= Beginning of Section =
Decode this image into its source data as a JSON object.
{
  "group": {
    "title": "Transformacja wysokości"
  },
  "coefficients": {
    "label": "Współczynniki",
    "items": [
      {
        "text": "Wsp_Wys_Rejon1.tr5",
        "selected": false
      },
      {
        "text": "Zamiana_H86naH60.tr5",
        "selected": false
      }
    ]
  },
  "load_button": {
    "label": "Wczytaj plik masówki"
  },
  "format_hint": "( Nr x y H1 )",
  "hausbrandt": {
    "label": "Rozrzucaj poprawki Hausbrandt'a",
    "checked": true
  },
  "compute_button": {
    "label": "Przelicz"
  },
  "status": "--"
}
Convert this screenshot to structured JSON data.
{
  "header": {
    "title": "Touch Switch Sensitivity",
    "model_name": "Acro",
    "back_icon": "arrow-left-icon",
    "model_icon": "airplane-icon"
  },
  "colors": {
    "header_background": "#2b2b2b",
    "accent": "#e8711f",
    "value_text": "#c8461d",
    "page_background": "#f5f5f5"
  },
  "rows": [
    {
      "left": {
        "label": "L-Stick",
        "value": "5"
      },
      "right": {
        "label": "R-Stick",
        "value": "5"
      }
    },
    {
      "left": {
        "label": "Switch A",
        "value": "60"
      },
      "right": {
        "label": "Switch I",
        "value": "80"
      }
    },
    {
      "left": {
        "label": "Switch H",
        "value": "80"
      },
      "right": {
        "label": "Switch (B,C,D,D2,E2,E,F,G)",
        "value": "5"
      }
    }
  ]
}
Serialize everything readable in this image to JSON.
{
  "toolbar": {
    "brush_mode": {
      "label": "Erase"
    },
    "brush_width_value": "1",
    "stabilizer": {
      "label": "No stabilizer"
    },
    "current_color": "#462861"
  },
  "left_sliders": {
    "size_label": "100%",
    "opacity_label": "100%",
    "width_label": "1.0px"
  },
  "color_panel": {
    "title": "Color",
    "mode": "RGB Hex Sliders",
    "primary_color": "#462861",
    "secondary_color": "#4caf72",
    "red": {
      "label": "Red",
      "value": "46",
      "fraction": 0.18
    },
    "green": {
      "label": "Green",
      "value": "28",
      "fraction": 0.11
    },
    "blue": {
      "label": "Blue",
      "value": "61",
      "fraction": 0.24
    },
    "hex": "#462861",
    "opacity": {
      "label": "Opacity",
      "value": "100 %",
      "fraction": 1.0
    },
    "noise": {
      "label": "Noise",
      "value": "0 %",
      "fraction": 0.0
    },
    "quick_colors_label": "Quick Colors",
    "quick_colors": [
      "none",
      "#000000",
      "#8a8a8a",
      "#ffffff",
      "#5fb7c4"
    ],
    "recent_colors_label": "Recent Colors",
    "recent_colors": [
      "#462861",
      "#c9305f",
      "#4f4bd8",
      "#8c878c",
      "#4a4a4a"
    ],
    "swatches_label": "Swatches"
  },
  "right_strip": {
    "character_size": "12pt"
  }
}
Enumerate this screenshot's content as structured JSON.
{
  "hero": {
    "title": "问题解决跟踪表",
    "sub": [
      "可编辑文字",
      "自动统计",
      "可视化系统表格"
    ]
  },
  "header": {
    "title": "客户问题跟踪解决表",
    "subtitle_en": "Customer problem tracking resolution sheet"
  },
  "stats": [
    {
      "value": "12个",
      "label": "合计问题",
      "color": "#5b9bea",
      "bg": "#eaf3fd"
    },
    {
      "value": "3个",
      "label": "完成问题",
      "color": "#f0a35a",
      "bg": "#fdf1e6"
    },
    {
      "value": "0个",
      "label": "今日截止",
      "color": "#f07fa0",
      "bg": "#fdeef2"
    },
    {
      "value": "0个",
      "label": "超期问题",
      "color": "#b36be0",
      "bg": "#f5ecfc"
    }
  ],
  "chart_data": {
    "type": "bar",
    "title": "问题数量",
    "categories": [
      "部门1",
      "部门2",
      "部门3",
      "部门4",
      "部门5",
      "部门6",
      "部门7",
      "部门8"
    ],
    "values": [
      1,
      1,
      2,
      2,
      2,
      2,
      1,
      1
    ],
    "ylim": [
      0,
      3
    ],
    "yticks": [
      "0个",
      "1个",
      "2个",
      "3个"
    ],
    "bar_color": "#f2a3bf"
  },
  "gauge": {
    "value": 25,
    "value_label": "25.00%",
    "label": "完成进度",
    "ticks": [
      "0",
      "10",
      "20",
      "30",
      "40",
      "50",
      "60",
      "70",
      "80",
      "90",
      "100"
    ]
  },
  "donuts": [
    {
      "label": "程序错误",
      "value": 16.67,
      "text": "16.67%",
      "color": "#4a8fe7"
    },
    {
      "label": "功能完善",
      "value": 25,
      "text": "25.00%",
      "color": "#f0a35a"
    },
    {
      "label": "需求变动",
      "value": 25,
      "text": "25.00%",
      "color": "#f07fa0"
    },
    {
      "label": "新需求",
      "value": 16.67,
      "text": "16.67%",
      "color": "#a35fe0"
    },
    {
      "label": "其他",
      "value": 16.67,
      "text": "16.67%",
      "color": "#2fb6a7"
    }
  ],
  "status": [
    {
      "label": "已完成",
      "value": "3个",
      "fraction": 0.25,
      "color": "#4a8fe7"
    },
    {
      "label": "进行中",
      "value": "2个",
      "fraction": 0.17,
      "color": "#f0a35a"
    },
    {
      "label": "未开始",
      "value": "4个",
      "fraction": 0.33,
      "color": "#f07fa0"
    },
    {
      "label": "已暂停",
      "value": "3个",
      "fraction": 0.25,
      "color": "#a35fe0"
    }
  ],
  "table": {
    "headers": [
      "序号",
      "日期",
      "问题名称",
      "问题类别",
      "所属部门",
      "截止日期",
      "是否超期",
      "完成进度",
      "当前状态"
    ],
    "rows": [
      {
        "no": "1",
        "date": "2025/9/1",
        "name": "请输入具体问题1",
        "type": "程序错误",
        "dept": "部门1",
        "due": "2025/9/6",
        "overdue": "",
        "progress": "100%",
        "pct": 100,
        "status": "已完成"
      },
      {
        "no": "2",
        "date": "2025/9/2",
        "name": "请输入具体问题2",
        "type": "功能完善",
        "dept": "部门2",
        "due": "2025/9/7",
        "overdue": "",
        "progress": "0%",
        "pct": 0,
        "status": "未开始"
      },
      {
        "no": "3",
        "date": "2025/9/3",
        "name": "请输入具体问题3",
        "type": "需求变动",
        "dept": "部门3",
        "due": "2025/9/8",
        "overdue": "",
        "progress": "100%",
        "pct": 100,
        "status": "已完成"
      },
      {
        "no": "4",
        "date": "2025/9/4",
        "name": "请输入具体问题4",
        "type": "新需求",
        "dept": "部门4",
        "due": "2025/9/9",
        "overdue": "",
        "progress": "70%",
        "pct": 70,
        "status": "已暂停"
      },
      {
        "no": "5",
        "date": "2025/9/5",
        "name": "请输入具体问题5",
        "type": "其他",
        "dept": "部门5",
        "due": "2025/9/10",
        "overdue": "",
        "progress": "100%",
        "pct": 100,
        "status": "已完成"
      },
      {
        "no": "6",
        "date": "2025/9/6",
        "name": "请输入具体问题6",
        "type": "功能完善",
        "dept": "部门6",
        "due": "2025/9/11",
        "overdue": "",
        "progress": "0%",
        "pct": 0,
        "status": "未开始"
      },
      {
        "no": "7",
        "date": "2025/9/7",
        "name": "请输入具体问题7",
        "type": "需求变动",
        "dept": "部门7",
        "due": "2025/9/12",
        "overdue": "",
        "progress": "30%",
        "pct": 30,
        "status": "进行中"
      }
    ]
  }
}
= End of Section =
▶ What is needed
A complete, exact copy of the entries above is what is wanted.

▶ Finished task
Decode this image into its source data as a JSON object.
{
  "group": {
    "title": "Transformacja wysokości"
  },
  "coefficients": {
    "label": "Współczynniki",
    "items": [
      {
        "text": "Wsp_Wys_Rejon1.tr5",
        "selected": false
      },
      {
        "text": "Zamiana_H86naH60.tr5",
        "selected": false
      }
    ]
  },
  "load_button": {
    "label": "Wczytaj plik masówki"
  },
  "format_hint": "( Nr x y H1 )",
  "hausbrandt": {
    "label": "Rozrzucaj poprawki Hausbrandt'a",
    "checked": true
  },
  "compute_button": {
    "label": "Przelicz"
  },
  "status": "--"
}
Convert this screenshot to structured JSON data.
{
  "header": {
    "title": "Touch Switch Sensitivity",
    "model_name": "Acro",
    "back_icon": "arrow-left-icon",
    "model_icon": "airplane-icon"
  },
  "colors": {
    "header_background": "#2b2b2b",
    "accent": "#e8711f",
    "value_text": "#c8461d",
    "page_background": "#f5f5f5"
  },
  "rows": [
    {
      "left": {
        "label": "L-Stick",
        "value": "5"
      },
      "right": {
        "label": "R-Stick",
        "value": "5"
      }
    },
    {
      "left": {
        "label": "Switch A",
        "value": "60"
      },
      "right": {
        "label": "Switch I",
        "value": "80"
      }
    },
    {
      "left": {
        "label": "Switch H",
        "value": "80"
      },
      "right": {
        "label": "Switch (B,C,D,D2,E2,E,F,G)",
        "value": "5"
      }
    }
  ]
}
Serialize everything readable in this image to JSON.
{
  "toolbar": {
    "brush_mode": {
      "label": "Erase"
    },
    "brush_width_value": "1",
    "stabilizer": {
      "label": "No stabilizer"
    },
    "current_color": "#462861"
  },
  "left_sliders": {
    "size_label": "100%",
    "opacity_label": "100%",
    "width_label": "1.0px"
  },
  "color_panel": {
    "title": "Color",
    "mode": "RGB Hex Sliders",
    "primary_color": "#462861",
    "secondary_color": "#4caf72",
    "red": {
      "label": "Red",
      "value": "46",
      "fraction": 0.18
    },
    "green": {
      "label": "Green",
      "value": "28",
      "fraction": 0.11
    },
    "blue": {
      "label": "Blue",
      "value": "61",
      "fraction": 0.24
    },
    "hex": "#462861",
    "opacity": {
      "label": "Opacity",
      "value": "100 %",
      "fraction": 1.0
    },
    "noise": {
      "label": "Noise",
      "value": "0 %",
      "fraction": 0.0
    },
    "quick_colors_label": "Quick Colors",
    "quick_colors": [
      "none",
      "#000000",
      "#8a8a8a",
      "#ffffff",
      "#5fb7c4"
    ],
    "recent_colors_label": "Recent Colors",
    "recent_colors": [
      "#462861",
      "#c9305f",
      "#4f4bd8",
      "#8c878c",
      "#4a4a4a"
    ],
    "swatches_label": "Swatches"
  },
  "right_strip": {
    "character_size": "12pt"
  }
}
Enumerate this screenshot's content as structured JSON.
{
  "hero": {
    "title": "问题解决跟踪表",
    "sub": [
      "可编辑文字",
      "自动统计",
      "可视化系统表格"
    ]
  },
  "header": {
    "title": "客户问题跟踪解决表",
    "subtitle_en": "Customer problem tracking resolution sheet"
  },
  "stats": [
    {
      "value": "12个",
      "label": "合计问题",
      "color": "#5b9bea",
      "bg": "#eaf3fd"
    },
    {
      "value": "3个",
      "label": "完成问题",
      "color": "#f0a35a",
      "bg": "#fdf1e6"
    },
    {
      "value": "0个",
      "label": "今日截止",
      "color": "#f07fa0",
      "bg": "#fdeef2"
    },
    {
      "value": "0个",
      "label": "超期问题",
      "color": "#b36be0",
      "bg": "#f5ecfc"
    }
  ],
  "chart_data": {
    "type": "bar",
    "title": "问题数量",
    "categories": [
      "部门1",
      "部门2",
      "部门3",
      "部门4",
      "部门5",
      "部门6",
      "部门7",
      "部门8"
    ],
    "values": [
      1,
      1,
      2,
      2,
      2,
      2,
      1,
      1
    ],
    "ylim": [
      0,
      3
    ],
    "yticks": [
      "0个",
      "1个",
      "2个",
      "3个"
    ],
    "bar_color": "#f2a3bf"
  },
  "gauge": {
    "value": 25,
    "value_label": "25.00%",
    "label": "完成进度",
    "ticks": [
      "0",
      "10",
      "20",
      "30",
      "40",
      "50",
      "60",
      "70",
      "80",
      "90",
      "100"
    ]
  },
  "donuts": [
    {
      "label": "程序错误",
      "value": 16.67,
      "text": "16.67%",
      "color": "#4a8fe7"
    },
    {
      "label": "功能完善",
      "value": 25,
      "text": "25.00%",
      "color": "#f0a35a"
    },
    {
      "label": "需求变动",
      "value": 25,
      "text": "25.00%",
      "color": "#f07fa0"
    },
    {
      "label": "新需求",
      "value": 16.67,
      "text": "16.67%",
      "color": "#a35fe0"
    },
    {
      "label": "其他",
      "value": 16.67,
      "text": "16.67%",
      "color": "#2fb6a7"
    }
  ],
  "status": [
    {
      "label": "已完成",
      "value": "3个",
      "fraction": 0.25,
      "color": "#4a8fe7"
    },
    {
      "label": "进行中",
      "value": "2个",
      "fraction": 0.17,
      "color": "#f0a35a"
    },
    {
      "label": "未开始",
      "value": "4个",
      "fraction": 0.33,
      "color": "#f07fa0"
    },
    {
      "label": "已暂停",
      "value": "3个",
      "fraction": 0.25,
      "color": "#a35fe0"
    }
  ],
  "table": {
    "headers": [
      "序号",
      "日期",
      "问题名称",
      "问题类别",
      "所属部门",
      "截止日期",
      "是否超期",
      "完成进度",
      "当前状态"
    ],
    "rows": [
      {
        "no": "1",
        "date": "2025/9/1",
        "name": "请输入具体问题1",
        "type": "程序错误",
        "dept": "部门1",
        "due": "2025/9/6",
        "overdue": "",
        "progress": "100%",
        "pct": 100,
        "status": "已完成"
      },
      {
        "no": "2",
        "date": "2025/9/2",
        "name": "请输入具体问题2",
        "type": "功能完善",
        "dept": "部门2",
        "due": "2025/9/7",
        "overdue": "",
        "progress": "0%",
        "pct": 0,
        "status": "未开始"
      },
      {
        "no": "3",
        "date": "2025/9/3",
        "name": "请输入具体问题3",
        "type": "需求变动",
        "dept": "部门3",
        "due": "2025/9/8",
        "overdue": "",
        "progress": "100%",
        "pct": 100,
        "status": "已完成"
      },
      {
        "no": "4",
        "date": "2025/9/4",
        "name": "请输入具体问题4",
        "type": "新需求",
        "dept": "部门4",
        "due": "2025/9/9",
        "overdue": "",
        "progress": "70%",
        "pct": 70,
        "status": "已暂停"
      },
      {
        "no": "5",
        "date": "2025/9/5",
        "name": "请输入具体问题5",
        "type": "其他",
        "dept": "部门5",
        "due": "2025/9/10",
        "overdue": "",
        "progress": "100%",
        "pct": 100,
        "status": "已完成"
      },
      {
        "no": "6",
        "date": "2025/9/6",
        "name": "请输入具体问题6",
        "type": "功能完善",
        "dept": "部门6",
        "due": "2025/9/11",
        "overdue": "",
        "progress": "0%",
        "pct": 0,
        "status": "未开始"
      },
      {
        "no": "7",
        "date": "2025/9/7",
        "name": "请输入具体问题7",
        "type": "需求变动",
        "dept": "部门7",
        "due": "2025/9/12",
        "overdue": "",
        "progress": "30%",
        "pct": 30,
        "status": "进行中"
      }
    ]
  }
}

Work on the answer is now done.